Today the Armed Conflict Location and Event Data Project (ACLED) announced that the number of reported fatalities in Yemen since 2015 has passed 100,000. This includes over 12,000 civilians killed in direct attacks, ACLED said.
Muhsin Siddiquey, Oxfam’s Country Director in Yemen, said:
“This is further proof of the mindless destruction and injustice of the war in Yemen. The true death toll is much higher when fatalities related to the lack of medicine, food and clean water are taken into account. It is civilians who are paying the highest price of this brutal conflict.
“This should act as a wake up call to all sides to agree to a nationwide ceasefire and to return to the negotiating table in order to reach a lasting peace. Arms exporting countries should stop fuelling the fighting by sending weapons to the warring parties.”
Oxfam Australia’s Programs Director Anthea Spinks said countries helping fuel the conflict through arms sales must put human lives above profit.
“We know that there is a real and present risk that arms sold by Australia to the United Arab Emirates and Saudi Arabia could be being used in Yemen in ways that could breach the rules of war and prolong the conflict,” Ms Spinks said.
“There is a concerning lack of transparency and accountability in Australia’s arms export system, which means we don’t know the extent of this country’s responsibility for this growing death toll.
“That’s why Australia must immediately halt arms sales to countries involved in the conflict in Yemen, including Saudi Arabia and the United Arab Emirates. We must also provide more humanitarian aid to provide support to those enduring this devastating conflict.”
For media interviews with Oxfam staff, please contact Lily Partland on 0418 118 687 or firstname.lastname@example.org
Notes to editors:
More information about ACLED’s data is available here: https://www.acleddata.com/2019/10/31/press-release-over-100000-reported-killed-in-yemen-war/
Data on the number of deaths has not been verified.

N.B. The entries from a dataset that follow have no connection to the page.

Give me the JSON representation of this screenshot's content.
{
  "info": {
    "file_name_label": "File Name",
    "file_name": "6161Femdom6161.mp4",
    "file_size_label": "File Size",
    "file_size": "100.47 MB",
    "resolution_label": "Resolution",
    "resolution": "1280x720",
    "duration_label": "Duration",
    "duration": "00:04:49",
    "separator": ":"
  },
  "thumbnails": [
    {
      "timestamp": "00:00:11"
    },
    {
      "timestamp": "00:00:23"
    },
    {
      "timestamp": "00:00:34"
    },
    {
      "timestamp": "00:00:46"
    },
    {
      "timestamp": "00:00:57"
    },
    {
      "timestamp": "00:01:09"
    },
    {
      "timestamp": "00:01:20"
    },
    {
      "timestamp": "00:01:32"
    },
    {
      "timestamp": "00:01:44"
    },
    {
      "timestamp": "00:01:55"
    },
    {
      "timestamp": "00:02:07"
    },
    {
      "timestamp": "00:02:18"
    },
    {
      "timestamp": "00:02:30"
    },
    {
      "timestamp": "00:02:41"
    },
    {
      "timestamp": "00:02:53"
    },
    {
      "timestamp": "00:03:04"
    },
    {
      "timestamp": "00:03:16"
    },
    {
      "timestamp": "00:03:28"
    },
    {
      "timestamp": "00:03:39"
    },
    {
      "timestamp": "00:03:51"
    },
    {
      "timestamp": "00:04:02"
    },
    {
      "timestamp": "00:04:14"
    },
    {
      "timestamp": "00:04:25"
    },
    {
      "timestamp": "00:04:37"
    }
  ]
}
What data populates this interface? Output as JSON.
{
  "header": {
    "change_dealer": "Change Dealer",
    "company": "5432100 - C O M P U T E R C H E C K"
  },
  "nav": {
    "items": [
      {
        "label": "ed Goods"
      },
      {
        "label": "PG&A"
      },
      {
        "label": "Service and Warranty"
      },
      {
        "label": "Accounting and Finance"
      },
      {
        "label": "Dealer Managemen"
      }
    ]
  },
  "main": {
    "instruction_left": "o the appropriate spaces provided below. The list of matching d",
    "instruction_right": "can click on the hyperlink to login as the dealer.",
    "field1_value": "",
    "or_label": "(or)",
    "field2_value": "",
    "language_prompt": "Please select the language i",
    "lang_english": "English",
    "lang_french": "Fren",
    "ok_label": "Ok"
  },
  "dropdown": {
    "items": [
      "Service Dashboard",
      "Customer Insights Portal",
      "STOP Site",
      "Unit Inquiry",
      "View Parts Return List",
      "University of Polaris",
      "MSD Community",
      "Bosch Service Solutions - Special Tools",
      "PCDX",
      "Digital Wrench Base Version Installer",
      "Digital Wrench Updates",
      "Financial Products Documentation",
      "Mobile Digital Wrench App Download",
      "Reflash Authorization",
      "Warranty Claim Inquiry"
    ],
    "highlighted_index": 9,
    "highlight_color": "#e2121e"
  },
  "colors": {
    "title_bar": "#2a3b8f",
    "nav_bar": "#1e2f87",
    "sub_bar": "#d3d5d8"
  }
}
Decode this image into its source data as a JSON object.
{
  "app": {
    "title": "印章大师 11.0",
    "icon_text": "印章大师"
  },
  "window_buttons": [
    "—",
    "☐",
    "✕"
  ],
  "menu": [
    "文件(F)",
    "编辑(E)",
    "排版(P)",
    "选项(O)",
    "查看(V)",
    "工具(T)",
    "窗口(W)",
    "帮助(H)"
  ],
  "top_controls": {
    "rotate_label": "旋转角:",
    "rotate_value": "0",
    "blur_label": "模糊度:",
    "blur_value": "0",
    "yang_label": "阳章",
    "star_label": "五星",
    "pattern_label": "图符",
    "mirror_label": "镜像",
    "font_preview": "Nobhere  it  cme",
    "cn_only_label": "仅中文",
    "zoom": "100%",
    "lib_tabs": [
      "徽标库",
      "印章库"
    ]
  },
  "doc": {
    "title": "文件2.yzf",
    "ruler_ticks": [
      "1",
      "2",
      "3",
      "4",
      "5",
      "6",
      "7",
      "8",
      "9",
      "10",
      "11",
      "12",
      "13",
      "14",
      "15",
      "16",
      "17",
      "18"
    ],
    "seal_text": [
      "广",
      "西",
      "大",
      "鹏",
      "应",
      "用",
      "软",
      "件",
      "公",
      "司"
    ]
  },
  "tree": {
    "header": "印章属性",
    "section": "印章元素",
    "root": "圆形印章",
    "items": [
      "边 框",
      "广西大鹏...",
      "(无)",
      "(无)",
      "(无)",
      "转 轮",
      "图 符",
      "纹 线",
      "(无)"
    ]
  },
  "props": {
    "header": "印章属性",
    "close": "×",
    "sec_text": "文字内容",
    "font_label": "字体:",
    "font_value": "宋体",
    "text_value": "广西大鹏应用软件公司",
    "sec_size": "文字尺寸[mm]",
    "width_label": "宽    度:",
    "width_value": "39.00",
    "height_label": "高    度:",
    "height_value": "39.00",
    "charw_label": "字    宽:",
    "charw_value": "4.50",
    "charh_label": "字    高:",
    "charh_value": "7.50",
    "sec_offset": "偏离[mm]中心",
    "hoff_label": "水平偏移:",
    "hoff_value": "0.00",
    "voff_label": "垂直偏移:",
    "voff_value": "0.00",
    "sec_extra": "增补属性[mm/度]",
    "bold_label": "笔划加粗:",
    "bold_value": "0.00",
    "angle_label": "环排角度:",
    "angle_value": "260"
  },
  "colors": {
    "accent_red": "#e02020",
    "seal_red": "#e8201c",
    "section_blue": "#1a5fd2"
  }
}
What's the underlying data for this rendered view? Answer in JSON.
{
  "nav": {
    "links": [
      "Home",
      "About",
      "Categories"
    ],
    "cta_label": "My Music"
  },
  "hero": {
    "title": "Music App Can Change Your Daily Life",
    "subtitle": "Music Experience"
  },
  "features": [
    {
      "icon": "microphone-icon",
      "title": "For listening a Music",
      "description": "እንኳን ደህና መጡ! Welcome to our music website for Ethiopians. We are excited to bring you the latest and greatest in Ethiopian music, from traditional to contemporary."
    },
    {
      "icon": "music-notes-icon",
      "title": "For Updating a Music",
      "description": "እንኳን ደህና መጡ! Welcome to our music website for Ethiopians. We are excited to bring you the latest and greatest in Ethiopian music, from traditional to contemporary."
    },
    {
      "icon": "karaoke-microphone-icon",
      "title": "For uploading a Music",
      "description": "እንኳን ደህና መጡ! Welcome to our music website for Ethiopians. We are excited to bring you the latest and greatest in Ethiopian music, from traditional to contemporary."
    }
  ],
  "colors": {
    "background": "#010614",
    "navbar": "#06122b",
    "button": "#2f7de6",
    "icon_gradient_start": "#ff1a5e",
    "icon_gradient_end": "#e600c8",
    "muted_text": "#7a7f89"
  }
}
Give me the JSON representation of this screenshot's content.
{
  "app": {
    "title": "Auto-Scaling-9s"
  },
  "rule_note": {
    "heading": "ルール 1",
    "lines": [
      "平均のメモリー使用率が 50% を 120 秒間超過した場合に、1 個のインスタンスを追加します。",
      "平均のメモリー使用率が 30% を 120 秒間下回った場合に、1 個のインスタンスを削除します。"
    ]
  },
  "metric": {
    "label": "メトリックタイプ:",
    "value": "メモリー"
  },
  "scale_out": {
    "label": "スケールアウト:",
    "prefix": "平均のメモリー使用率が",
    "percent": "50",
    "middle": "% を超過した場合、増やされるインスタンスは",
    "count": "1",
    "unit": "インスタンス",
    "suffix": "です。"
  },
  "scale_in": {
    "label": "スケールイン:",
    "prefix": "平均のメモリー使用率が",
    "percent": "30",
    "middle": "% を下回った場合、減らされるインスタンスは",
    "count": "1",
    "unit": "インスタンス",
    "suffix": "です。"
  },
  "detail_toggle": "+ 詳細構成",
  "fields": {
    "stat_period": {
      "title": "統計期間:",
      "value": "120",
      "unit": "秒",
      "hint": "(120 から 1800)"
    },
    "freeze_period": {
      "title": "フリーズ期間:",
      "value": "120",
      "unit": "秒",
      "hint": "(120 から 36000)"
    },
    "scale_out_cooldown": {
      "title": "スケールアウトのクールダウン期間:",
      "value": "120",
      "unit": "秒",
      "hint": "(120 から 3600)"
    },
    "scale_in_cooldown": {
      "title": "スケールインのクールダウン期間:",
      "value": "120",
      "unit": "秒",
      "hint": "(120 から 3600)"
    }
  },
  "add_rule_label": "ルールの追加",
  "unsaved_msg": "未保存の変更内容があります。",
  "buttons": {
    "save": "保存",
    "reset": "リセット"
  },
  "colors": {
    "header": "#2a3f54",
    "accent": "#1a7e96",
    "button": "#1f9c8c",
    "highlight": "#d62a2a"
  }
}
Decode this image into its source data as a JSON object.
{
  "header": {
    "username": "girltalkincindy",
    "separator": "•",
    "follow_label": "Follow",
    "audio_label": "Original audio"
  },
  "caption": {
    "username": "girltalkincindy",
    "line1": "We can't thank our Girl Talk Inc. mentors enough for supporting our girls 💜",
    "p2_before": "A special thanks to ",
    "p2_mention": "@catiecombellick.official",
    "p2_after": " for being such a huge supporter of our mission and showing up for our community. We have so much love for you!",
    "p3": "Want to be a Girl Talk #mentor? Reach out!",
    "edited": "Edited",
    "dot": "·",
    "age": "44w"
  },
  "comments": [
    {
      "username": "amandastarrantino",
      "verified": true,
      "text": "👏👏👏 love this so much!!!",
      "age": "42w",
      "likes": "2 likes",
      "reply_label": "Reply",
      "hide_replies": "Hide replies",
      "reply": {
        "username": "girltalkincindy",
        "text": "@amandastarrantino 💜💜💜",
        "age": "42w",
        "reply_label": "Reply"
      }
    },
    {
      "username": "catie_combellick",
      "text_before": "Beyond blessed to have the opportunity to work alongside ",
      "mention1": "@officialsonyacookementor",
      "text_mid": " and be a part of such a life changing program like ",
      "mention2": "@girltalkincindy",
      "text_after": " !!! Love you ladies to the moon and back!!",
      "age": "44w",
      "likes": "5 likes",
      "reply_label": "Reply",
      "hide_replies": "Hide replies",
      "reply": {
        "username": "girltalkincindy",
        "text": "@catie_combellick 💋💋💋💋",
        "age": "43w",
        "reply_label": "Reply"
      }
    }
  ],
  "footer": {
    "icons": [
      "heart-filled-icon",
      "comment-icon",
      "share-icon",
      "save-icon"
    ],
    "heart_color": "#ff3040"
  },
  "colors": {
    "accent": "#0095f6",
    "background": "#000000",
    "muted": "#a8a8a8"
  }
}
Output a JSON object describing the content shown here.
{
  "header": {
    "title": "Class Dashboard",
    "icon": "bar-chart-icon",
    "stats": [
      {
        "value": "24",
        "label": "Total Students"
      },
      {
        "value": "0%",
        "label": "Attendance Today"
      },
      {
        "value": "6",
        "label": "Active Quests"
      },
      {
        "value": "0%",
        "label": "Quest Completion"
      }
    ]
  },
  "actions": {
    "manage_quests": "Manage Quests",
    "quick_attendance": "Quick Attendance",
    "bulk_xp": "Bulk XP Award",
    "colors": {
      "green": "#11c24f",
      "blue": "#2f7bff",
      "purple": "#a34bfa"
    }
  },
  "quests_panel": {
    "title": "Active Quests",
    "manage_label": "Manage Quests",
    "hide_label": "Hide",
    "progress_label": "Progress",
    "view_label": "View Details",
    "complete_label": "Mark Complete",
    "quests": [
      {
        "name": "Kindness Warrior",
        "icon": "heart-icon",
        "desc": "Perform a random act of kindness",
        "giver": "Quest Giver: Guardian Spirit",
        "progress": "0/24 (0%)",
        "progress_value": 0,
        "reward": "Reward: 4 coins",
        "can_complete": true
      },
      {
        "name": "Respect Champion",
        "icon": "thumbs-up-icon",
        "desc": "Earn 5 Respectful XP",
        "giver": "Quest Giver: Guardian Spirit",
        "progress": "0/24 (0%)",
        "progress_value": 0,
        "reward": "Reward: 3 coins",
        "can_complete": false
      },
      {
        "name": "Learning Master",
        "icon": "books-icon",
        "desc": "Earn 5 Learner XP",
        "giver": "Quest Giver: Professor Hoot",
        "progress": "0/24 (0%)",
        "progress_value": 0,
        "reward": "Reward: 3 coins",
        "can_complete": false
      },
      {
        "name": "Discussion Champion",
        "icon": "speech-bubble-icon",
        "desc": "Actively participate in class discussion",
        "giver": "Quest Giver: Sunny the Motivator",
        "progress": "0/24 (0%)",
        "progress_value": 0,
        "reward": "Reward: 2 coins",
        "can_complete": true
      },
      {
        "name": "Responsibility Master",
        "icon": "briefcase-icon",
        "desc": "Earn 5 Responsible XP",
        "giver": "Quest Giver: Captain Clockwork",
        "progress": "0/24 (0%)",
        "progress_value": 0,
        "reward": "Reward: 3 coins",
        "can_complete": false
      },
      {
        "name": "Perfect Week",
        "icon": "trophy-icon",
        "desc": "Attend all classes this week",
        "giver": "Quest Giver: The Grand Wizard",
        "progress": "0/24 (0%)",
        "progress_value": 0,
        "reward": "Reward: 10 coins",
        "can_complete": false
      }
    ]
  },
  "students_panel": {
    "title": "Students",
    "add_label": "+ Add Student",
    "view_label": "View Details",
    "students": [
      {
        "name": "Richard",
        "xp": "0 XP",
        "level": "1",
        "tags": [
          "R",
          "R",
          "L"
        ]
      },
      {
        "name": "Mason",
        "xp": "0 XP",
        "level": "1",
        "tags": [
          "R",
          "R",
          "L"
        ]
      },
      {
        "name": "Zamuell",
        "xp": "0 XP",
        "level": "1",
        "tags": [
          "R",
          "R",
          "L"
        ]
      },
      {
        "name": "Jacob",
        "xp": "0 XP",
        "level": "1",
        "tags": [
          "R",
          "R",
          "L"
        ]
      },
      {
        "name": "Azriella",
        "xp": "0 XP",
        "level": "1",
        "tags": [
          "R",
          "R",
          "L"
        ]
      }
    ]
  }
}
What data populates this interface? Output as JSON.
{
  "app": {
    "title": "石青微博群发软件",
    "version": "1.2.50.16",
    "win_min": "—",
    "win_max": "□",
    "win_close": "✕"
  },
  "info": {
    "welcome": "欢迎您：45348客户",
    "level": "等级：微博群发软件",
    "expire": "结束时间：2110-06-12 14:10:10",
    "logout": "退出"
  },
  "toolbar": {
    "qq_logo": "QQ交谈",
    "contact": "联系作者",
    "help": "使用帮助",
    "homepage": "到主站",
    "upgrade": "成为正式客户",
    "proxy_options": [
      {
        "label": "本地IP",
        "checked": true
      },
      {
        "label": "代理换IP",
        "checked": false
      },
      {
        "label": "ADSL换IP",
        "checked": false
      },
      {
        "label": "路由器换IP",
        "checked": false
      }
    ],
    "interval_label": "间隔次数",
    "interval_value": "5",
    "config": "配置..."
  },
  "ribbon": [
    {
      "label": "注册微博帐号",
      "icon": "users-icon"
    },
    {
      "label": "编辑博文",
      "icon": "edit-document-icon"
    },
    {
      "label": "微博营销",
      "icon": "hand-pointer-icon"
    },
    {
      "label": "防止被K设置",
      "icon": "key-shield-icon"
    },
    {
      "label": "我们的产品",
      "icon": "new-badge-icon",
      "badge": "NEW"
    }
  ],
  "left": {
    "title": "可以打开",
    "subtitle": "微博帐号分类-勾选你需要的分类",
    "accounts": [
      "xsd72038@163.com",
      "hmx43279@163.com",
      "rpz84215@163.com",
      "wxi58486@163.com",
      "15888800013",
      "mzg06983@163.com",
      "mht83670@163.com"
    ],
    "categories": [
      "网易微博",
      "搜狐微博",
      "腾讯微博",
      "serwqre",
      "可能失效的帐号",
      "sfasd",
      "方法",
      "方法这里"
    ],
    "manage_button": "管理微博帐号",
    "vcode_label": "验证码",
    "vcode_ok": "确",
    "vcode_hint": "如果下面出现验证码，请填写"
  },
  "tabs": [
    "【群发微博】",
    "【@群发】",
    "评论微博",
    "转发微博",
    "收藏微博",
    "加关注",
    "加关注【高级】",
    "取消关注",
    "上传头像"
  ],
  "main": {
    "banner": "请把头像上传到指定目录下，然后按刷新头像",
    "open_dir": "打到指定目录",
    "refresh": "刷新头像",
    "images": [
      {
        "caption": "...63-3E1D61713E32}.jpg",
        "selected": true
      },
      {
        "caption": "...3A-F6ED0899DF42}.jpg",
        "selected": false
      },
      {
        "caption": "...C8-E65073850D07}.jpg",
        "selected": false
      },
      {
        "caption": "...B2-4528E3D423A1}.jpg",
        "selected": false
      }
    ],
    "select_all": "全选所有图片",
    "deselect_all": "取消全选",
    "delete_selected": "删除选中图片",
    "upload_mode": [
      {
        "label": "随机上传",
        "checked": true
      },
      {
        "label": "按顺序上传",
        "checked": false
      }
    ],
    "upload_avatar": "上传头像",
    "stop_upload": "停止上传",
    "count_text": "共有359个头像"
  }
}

Fatality numbers are difficult to verify due to restrictions on access to foreign journalists and other impartial monitors.
In March, Oxfam reported that three civilians are being killed every day in Yemen
Since July 2015, Oxfam has reached more than 3 million people in Yemen with water and sanitation services, including providing water by truck, repairing water systems and delivering filters and jerry cans, as well as building toilets and providing cash assistance and food vouchers.